### What to produce
Filtering the records below, copy only those lines that include the word "text".

*** Begin section ***

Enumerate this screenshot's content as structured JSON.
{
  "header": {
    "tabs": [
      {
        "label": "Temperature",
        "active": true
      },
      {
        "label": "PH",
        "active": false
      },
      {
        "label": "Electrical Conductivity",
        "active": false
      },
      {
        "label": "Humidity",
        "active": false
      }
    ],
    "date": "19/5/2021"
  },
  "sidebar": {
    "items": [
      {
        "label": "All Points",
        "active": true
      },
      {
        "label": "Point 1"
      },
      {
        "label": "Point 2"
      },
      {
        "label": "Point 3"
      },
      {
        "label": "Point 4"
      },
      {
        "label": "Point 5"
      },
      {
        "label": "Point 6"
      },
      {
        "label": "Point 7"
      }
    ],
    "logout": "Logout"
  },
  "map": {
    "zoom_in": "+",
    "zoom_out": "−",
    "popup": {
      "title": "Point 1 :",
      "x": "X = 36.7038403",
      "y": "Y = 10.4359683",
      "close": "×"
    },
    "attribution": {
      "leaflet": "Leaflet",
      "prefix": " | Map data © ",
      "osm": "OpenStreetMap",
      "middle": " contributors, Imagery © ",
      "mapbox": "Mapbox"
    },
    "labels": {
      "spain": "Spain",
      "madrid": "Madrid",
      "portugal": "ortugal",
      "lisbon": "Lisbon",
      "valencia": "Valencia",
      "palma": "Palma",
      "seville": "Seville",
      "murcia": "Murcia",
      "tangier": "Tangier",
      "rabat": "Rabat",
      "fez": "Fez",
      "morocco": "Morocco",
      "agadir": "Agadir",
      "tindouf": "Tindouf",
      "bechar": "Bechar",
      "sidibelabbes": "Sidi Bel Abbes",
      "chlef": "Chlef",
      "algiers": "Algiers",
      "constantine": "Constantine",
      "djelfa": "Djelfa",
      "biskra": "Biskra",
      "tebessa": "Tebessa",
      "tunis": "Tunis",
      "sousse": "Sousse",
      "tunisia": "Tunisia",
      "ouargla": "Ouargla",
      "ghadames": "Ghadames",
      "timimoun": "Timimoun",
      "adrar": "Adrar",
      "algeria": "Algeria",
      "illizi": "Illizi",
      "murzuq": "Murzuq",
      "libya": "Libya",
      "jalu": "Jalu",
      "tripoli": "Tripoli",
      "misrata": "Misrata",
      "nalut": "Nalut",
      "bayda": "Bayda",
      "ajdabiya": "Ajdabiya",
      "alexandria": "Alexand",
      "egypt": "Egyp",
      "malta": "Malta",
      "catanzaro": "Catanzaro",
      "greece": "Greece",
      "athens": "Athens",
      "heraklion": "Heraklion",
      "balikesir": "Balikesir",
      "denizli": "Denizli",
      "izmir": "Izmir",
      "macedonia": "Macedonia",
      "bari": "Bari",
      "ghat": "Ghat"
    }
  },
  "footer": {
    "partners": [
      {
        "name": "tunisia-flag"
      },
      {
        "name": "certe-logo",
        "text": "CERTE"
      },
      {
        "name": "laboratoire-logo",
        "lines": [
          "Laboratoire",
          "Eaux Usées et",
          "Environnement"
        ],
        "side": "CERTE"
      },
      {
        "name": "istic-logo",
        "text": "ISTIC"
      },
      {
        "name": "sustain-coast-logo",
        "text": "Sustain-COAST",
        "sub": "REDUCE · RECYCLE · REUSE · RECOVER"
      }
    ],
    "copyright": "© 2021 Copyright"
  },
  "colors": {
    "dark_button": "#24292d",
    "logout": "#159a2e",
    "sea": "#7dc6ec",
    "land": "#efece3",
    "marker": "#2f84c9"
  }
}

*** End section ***

### Completed task
        "text": "CERTE"
        "text": "ISTIC"
        "text": "Sustain-COAST",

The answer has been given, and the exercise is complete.